[Items from an interface collection]
>>>

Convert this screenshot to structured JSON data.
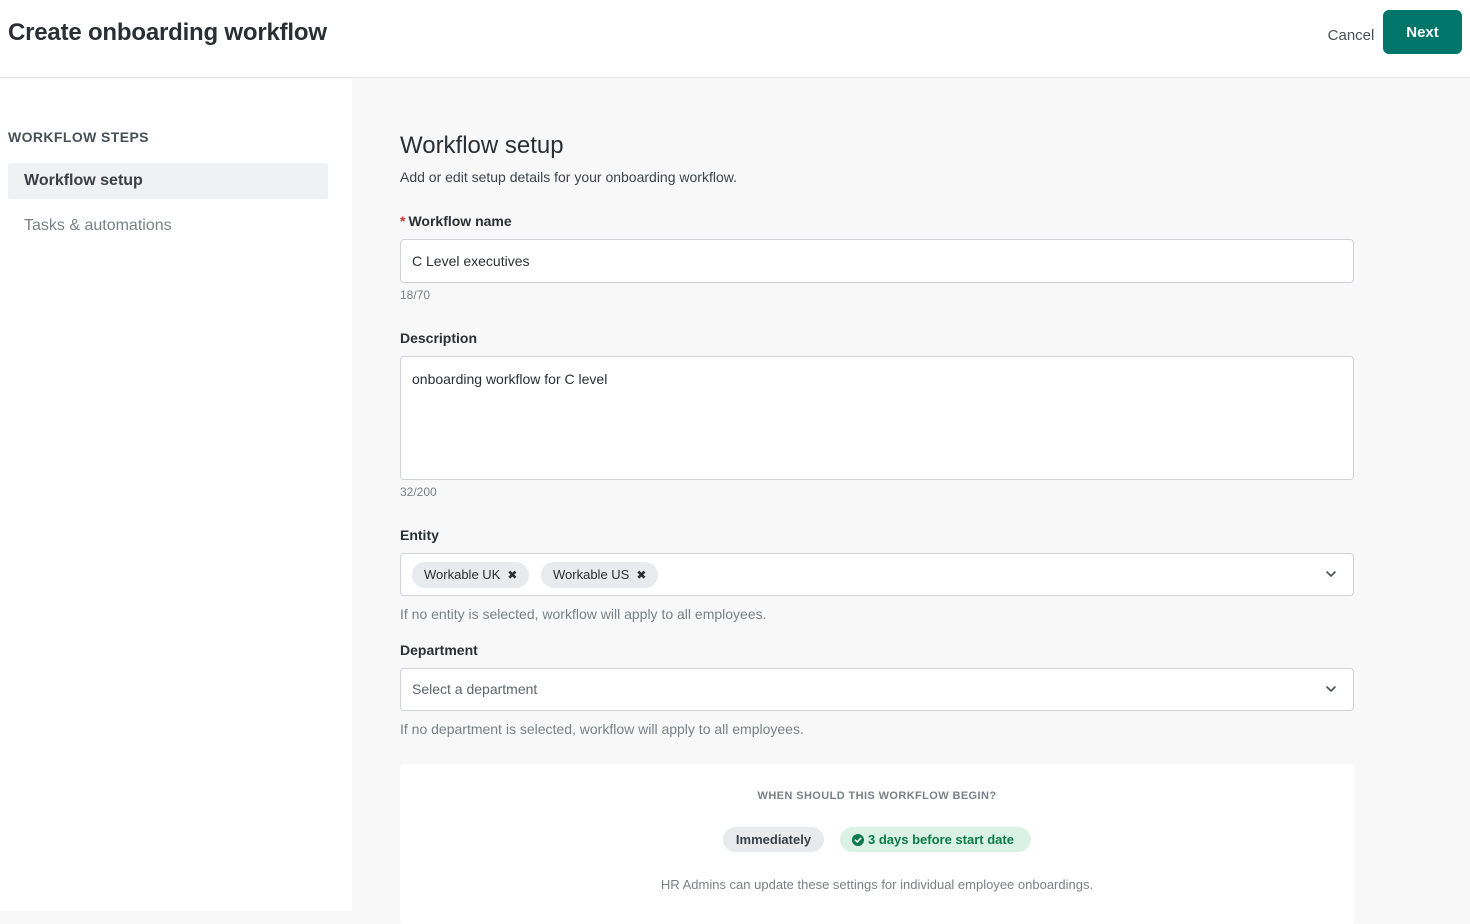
{
  "header": {
    "title": "Create onboarding workflow",
    "cancel_label": "Cancel",
    "next_label": "Next"
  },
  "sidebar": {
    "heading": "WORKFLOW STEPS",
    "items": [
      {
        "label": "Workflow setup",
        "active": true
      },
      {
        "label": "Tasks & automations",
        "active": false
      }
    ]
  },
  "main": {
    "title": "Workflow setup",
    "subtitle": "Add or edit setup details for your onboarding workflow.",
    "workflow_name": {
      "required_mark": "*",
      "label": "Workflow name",
      "value": "C Level executives",
      "counter": "18/70"
    },
    "description": {
      "label": "Description",
      "value": "onboarding workflow for C level",
      "counter": "32/200"
    },
    "entity": {
      "label": "Entity",
      "chips": [
        "Workable UK",
        "Workable US"
      ],
      "remove_glyph": "✖",
      "helper": "If no entity is selected, workflow will apply to all employees."
    },
    "department": {
      "label": "Department",
      "placeholder": "Select a department",
      "helper": "If no department is selected, workflow will apply to all employees."
    },
    "timing": {
      "heading": "WHEN SHOULD THIS WORKFLOW BEGIN?",
      "options": [
        "Immediately",
        "3 days before start date"
      ],
      "selected": "3 days before start date",
      "note": "HR Admins can update these settings for individual employee onboardings."
    }
  },
  "colors": {
    "primary": "#00756a",
    "selected_chip_bg": "#d9f2e3",
    "selected_chip_text": "#0c7a4a",
    "required": "#d0342c"
  }
}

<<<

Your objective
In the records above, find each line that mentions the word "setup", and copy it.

Solution
        "label": "Workflow setup",
    "title": "Workflow setup",
    "subtitle": "Add or edit setup details for your onboarding workflow.",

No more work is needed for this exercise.